EXERCISE DIRECTIONS >>
Below are records. Copy every line with "Descrição" in it.

DATA RECORDS >>
=== Section Start ===

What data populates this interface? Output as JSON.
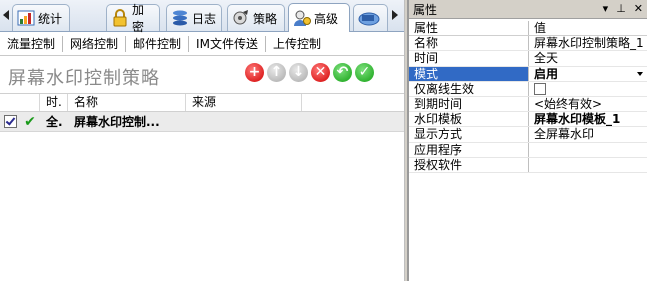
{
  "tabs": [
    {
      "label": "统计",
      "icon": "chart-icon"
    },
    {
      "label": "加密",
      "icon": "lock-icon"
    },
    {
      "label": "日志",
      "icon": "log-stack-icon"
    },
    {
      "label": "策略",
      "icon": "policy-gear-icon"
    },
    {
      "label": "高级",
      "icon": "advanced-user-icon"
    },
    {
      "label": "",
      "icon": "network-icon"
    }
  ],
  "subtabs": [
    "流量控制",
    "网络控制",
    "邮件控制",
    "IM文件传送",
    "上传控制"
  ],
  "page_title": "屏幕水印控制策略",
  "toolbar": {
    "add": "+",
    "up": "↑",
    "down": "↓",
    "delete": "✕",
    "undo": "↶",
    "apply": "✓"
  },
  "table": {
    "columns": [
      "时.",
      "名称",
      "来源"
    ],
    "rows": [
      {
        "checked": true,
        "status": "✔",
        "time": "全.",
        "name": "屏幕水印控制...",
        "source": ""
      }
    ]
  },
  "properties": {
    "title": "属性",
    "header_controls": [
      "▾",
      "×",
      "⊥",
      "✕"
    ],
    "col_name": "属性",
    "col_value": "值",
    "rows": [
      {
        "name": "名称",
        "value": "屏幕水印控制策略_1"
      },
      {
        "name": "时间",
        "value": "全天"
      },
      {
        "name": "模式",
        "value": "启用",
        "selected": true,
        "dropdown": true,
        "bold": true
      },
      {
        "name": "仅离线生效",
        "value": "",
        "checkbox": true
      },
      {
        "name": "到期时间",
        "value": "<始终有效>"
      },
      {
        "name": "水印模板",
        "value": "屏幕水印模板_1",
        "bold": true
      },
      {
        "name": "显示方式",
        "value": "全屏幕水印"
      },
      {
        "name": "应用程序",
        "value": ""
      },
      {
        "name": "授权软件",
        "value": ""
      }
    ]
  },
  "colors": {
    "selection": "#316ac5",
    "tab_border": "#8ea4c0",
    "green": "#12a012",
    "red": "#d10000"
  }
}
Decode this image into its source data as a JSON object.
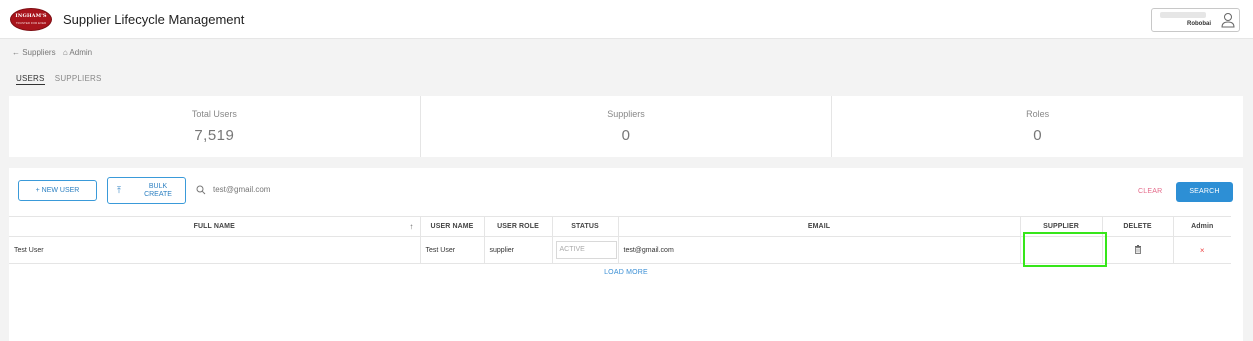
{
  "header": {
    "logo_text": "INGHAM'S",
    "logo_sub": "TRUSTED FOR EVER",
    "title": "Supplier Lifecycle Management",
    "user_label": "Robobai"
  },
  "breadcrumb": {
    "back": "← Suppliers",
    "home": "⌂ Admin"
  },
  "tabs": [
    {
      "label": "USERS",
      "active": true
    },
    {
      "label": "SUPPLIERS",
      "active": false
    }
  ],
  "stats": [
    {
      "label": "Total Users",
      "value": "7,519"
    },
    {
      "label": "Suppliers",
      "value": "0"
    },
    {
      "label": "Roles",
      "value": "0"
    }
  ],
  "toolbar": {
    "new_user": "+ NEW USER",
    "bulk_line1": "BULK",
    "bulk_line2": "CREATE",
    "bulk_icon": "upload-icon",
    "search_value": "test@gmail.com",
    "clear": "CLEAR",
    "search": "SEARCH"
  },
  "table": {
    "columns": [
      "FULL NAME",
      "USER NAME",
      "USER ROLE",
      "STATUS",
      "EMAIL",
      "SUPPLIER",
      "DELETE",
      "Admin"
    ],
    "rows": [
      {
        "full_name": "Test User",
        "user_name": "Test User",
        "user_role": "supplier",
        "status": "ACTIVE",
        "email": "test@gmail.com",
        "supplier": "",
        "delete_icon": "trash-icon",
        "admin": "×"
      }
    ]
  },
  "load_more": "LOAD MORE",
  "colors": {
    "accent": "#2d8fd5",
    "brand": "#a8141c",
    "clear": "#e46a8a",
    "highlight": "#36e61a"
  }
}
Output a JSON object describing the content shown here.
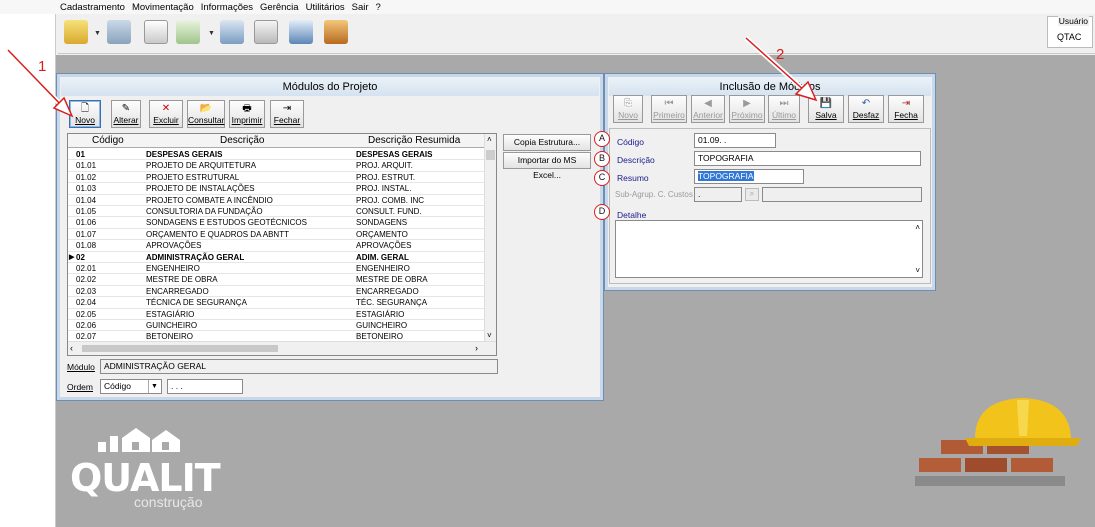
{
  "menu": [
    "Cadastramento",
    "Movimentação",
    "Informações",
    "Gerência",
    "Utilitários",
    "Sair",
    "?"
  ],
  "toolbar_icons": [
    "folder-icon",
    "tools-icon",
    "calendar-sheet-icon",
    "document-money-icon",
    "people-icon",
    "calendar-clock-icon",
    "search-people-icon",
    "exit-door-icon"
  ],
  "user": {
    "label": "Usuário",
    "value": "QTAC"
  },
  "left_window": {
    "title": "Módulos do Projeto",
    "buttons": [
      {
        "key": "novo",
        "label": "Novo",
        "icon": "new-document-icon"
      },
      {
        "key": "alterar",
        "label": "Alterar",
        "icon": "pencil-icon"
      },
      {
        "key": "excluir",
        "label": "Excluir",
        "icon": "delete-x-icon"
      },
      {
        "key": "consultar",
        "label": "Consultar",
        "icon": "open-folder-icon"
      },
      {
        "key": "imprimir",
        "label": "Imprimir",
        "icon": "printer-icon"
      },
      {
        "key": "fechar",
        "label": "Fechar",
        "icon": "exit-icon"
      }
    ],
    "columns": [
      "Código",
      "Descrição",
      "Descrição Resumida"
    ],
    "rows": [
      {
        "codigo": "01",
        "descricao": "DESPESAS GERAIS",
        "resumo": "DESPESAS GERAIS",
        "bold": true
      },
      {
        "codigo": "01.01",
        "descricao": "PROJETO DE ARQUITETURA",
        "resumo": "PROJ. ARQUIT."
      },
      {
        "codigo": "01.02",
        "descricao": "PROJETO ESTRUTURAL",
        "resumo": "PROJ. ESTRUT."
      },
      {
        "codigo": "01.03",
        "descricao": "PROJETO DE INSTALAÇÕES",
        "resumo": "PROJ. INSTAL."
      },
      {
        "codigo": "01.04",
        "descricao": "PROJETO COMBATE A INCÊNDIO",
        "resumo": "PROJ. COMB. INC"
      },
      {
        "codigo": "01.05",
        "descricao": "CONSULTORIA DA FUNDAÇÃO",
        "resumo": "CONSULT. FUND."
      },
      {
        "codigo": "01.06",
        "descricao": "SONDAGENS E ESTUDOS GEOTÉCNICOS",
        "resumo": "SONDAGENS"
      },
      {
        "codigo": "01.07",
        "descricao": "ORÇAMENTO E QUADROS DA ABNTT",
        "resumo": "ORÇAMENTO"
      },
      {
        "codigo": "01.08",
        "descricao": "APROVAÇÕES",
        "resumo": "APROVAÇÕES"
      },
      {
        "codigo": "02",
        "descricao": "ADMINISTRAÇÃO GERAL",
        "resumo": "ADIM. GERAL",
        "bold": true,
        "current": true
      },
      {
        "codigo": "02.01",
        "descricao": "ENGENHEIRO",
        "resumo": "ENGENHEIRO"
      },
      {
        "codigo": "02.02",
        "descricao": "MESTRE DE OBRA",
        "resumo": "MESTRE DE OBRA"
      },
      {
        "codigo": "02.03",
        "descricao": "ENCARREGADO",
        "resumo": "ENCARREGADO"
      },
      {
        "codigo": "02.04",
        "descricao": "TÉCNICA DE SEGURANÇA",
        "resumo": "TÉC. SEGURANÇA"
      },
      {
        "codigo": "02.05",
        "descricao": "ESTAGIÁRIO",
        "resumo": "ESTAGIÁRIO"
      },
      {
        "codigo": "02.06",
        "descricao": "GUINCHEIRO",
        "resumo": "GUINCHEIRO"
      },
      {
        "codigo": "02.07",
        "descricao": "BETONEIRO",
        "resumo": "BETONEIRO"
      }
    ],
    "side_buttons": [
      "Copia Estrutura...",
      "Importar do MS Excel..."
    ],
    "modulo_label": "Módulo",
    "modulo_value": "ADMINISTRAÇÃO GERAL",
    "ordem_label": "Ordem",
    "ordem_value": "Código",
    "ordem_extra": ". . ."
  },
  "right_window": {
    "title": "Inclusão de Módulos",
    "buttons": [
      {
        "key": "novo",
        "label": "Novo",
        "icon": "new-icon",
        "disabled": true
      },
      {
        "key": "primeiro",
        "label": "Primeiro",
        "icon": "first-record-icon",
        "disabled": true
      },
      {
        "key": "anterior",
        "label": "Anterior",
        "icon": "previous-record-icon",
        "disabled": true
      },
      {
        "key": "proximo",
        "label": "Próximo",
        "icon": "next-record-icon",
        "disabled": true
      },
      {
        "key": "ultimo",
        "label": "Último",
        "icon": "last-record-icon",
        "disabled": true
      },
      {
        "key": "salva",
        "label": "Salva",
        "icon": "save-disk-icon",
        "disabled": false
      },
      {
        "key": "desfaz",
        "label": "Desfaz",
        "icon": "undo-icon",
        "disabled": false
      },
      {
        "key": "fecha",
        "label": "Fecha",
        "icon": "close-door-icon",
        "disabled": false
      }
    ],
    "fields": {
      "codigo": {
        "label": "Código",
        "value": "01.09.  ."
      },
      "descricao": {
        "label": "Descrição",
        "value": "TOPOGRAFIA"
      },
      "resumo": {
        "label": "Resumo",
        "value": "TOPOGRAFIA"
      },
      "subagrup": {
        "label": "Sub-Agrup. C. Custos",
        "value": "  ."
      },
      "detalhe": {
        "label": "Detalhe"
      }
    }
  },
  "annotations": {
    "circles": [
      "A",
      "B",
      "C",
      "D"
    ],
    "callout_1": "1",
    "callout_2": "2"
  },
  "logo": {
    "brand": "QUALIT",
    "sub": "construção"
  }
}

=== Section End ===

COMPLETED EXERCISE >>
      "Descrição",
      "Descrição Resumida"
        "label": "Descrição",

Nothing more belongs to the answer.